**PROBLEM DETAILS:**
All of the entries need to be set down exactly as they read.

Entries from a dataset of interfaces:
★ ★ ★ ★
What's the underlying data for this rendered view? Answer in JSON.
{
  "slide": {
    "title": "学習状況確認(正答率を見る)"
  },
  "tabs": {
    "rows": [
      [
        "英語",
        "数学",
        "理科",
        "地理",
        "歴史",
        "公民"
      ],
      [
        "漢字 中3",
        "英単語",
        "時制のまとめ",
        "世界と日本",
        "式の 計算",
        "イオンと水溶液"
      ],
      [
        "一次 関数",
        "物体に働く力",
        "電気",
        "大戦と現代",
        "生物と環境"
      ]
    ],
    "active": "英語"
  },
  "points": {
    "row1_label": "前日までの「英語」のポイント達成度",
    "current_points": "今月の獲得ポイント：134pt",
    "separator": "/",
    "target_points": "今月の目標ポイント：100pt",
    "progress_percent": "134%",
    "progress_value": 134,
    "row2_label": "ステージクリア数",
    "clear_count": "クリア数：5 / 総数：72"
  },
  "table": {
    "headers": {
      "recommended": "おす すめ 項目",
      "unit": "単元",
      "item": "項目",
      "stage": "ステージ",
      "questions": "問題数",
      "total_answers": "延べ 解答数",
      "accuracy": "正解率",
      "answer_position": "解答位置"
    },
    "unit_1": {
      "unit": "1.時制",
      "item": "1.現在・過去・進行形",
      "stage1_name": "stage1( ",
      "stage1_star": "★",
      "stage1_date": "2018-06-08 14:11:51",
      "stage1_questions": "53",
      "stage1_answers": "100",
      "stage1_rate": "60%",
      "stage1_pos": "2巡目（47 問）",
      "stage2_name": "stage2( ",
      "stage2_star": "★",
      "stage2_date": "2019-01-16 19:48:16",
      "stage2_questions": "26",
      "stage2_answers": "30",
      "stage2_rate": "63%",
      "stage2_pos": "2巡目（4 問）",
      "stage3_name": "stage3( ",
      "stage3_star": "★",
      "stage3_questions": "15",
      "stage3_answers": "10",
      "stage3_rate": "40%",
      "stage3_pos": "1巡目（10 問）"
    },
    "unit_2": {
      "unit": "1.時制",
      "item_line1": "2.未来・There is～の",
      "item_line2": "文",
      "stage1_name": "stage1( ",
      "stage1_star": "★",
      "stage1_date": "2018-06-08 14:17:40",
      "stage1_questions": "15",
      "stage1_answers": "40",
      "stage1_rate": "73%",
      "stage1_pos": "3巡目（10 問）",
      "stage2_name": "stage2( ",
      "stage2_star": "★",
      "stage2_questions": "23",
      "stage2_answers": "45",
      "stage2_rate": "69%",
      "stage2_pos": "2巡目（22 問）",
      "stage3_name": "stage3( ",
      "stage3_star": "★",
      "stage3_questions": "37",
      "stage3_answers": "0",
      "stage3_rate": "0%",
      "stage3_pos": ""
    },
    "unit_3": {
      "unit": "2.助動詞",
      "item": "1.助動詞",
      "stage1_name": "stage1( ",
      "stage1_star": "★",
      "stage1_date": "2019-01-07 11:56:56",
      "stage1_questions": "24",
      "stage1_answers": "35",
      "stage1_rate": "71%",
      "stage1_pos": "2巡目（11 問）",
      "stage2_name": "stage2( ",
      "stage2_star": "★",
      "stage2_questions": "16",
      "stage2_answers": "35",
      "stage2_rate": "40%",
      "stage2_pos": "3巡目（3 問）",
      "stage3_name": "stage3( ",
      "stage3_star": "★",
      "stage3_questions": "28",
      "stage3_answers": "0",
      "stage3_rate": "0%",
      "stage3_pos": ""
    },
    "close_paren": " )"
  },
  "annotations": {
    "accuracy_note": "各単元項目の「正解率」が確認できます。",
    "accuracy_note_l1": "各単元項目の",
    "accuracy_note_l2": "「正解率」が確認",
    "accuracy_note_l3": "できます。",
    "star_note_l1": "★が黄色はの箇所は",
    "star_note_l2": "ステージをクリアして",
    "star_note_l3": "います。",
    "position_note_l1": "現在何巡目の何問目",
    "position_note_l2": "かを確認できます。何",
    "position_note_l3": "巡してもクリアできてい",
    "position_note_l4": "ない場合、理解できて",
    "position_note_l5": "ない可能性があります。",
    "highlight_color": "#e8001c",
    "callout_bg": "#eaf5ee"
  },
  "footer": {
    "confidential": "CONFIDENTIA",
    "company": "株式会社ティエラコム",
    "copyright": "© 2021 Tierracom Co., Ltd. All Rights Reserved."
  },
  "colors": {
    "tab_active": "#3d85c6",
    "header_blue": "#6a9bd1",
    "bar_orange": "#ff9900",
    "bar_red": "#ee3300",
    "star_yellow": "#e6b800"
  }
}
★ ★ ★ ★
**ANSWER:**
What's the underlying data for this rendered view? Answer in JSON.
{
  "slide": {
    "title": "学習状況確認(正答率を見る)"
  },
  "tabs": {
    "rows": [
      [
        "英語",
        "数学",
        "理科",
        "地理",
        "歴史",
        "公民"
      ],
      [
        "漢字 中3",
        "英単語",
        "時制のまとめ",
        "世界と日本",
        "式の 計算",
        "イオンと水溶液"
      ],
      [
        "一次 関数",
        "物体に働く力",
        "電気",
        "大戦と現代",
        "生物と環境"
      ]
    ],
    "active": "英語"
  },
  "points": {
    "row1_label": "前日までの「英語」のポイント達成度",
    "current_points": "今月の獲得ポイント：134pt",
    "separator": "/",
    "target_points": "今月の目標ポイント：100pt",
    "progress_percent": "134%",
    "progress_value": 134,
    "row2_label": "ステージクリア数",
    "clear_count": "クリア数：5 / 総数：72"
  },
  "table": {
    "headers": {
      "recommended": "おす すめ 項目",
      "unit": "単元",
      "item": "項目",
      "stage": "ステージ",
      "questions": "問題数",
      "total_answers": "延べ 解答数",
      "accuracy": "正解率",
      "answer_position": "解答位置"
    },
    "unit_1": {
      "unit": "1.時制",
      "item": "1.現在・過去・進行形",
      "stage1_name": "stage1( ",
      "stage1_star": "★",
      "stage1_date": "2018-06-08 14:11:51",
      "stage1_questions": "53",
      "stage1_answers": "100",
      "stage1_rate": "60%",
      "stage1_pos": "2巡目（47 問）",
      "stage2_name": "stage2( ",
      "stage2_star": "★",
      "stage2_date": "2019-01-16 19:48:16",
      "stage2_questions": "26",
      "stage2_answers": "30",
      "stage2_rate": "63%",
      "stage2_pos": "2巡目（4 問）",
      "stage3_name": "stage3( ",
      "stage3_star": "★",
      "stage3_questions": "15",
      "stage3_answers": "10",
      "stage3_rate": "40%",
      "stage3_pos": "1巡目（10 問）"
    },
    "unit_2": {
      "unit": "1.時制",
      "item_line1": "2.未来・There is～の",
      "item_line2": "文",
      "stage1_name": "stage1( ",
      "stage1_star": "★",
      "stage1_date": "2018-06-08 14:17:40",
      "stage1_questions": "15",
      "stage1_answers": "40",
      "stage1_rate": "73%",
      "stage1_pos": "3巡目（10 問）",
      "stage2_name": "stage2( ",
      "stage2_star": "★",
      "stage2_questions": "23",
      "stage2_answers": "45",
      "stage2_rate": "69%",
      "stage2_pos": "2巡目（22 問）",
      "stage3_name": "stage3( ",
      "stage3_star": "★",
      "stage3_questions": "37",
      "stage3_answers": "0",
      "stage3_rate": "0%",
      "stage3_pos": ""
    },
    "unit_3": {
      "unit": "2.助動詞",
      "item": "1.助動詞",
      "stage1_name": "stage1( ",
      "stage1_star": "★",
      "stage1_date": "2019-01-07 11:56:56",
      "stage1_questions": "24",
      "stage1_answers": "35",
      "stage1_rate": "71%",
      "stage1_pos": "2巡目（11 問）",
      "stage2_name": "stage2( ",
      "stage2_star": "★",
      "stage2_questions": "16",
      "stage2_answers": "35",
      "stage2_rate": "40%",
      "stage2_pos": "3巡目（3 問）",
      "stage3_name": "stage3( ",
      "stage3_star": "★",
      "stage3_questions": "28",
      "stage3_answers": "0",
      "stage3_rate": "0%",
      "stage3_pos": ""
    },
    "close_paren": " )"
  },
  "annotations": {
    "accuracy_note": "各単元項目の「正解率」が確認できます。",
    "accuracy_note_l1": "各単元項目の",
    "accuracy_note_l2": "「正解率」が確認",
    "accuracy_note_l3": "できます。",
    "star_note_l1": "★が黄色はの箇所は",
    "star_note_l2": "ステージをクリアして",
    "star_note_l3": "います。",
    "position_note_l1": "現在何巡目の何問目",
    "position_note_l2": "かを確認できます。何",
    "position_note_l3": "巡してもクリアできてい",
    "position_note_l4": "ない場合、理解できて",
    "position_note_l5": "ない可能性があります。",
    "highlight_color": "#e8001c",
    "callout_bg": "#eaf5ee"
  },
  "footer": {
    "confidential": "CONFIDENTIA",
    "company": "株式会社ティエラコム",
    "copyright": "© 2021 Tierracom Co., Ltd. All Rights Reserved."
  },
  "colors": {
    "tab_active": "#3d85c6",
    "header_blue": "#6a9bd1",
    "bar_orange": "#ff9900",
    "bar_red": "#ee3300",
    "star_yellow": "#e6b800"
  }
}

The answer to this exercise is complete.